Shop prices have risen for the first time since May 2019 last month, driven by rising food prices and decline in non-food deflation.
According to the BRC-Nielseniq Shop Price Index, shop price rose by 0.3 per cent year on year in November compared to October’s decrease of 0.4 per cent.
Non-food deflation has slowed to 0.1 per cent last month compared to the decline of 1 per cent in October, also marking the slowest rate of decline since May 2019.
Food inflation accelerated to 1.1 per cent in November up from 0.5 per cent in October, the highest inflation rate since November last year. Fresh food inflation accelerated to 1.2 per cent in November up from 0.3 per cent in October and ambient food inflation accelerated to 0.9 per cent, up from 0.8 per cent in October.
“The impact of labour shortages, rising commodity prices and transportation costs have now very clearly taken their hold on consumer prices,” Helen Dickinson, chief executive of the British Retail Consortium (BRC), said.
“With food prices rising, and particularly fresh food – which saw the highest inflation since 2019 – we may find some of our Christmas shopping a little more expensive this year. Food was also affected by a rise in global food costs where certain staples, such as vegetable oil, have doubled in price in the past two years.”
Mike Watkins, head of retailer and business insight at NielsenIQ, said the significant increases in energy and travel costs are adding pressure to household budgets, noting that the remaining weeks of the golden quarter could be an uncertain time for shopper spending.
“NielsenIQ shopper research shows that 4 in 10 households feel that their spending is constrained and whilst inflationary pressures are now coming from both food and non-food, retailers continue to keep hold back increases in shop prices ahead of Christmas,” Watkins added.

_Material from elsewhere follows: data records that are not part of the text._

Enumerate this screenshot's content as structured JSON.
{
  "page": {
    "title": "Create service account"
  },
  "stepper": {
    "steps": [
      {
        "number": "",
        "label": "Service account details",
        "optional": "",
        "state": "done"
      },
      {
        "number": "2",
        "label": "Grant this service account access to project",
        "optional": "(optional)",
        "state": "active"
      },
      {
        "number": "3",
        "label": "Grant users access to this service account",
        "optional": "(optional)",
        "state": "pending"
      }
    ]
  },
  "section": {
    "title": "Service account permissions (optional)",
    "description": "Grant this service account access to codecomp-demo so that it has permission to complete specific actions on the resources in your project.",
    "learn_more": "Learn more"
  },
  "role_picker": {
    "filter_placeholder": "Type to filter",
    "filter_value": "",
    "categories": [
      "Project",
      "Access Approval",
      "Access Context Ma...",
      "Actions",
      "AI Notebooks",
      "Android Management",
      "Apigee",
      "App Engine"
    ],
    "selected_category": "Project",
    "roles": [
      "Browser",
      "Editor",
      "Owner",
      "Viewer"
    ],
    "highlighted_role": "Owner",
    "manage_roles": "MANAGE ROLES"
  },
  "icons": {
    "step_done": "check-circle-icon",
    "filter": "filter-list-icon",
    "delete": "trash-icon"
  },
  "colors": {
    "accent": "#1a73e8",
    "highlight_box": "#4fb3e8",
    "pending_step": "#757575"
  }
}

Dickinson said the rate of inflation could accelerate over coming months as ongoing labour shortages throughout the supply chain expected to continue for some time, with no signs of relief to the rising costs of transport and commodities.
“Retailers are doing all they can to mitigate the impacts for their customers, government also must play its part and work with industry to find long-term solutions to the labour shortages as this will help to relieve cost pressures and protect the pockets of the British public who are already facing mounting costs from increasing energy prices and the looming rise in national insurance,” she said.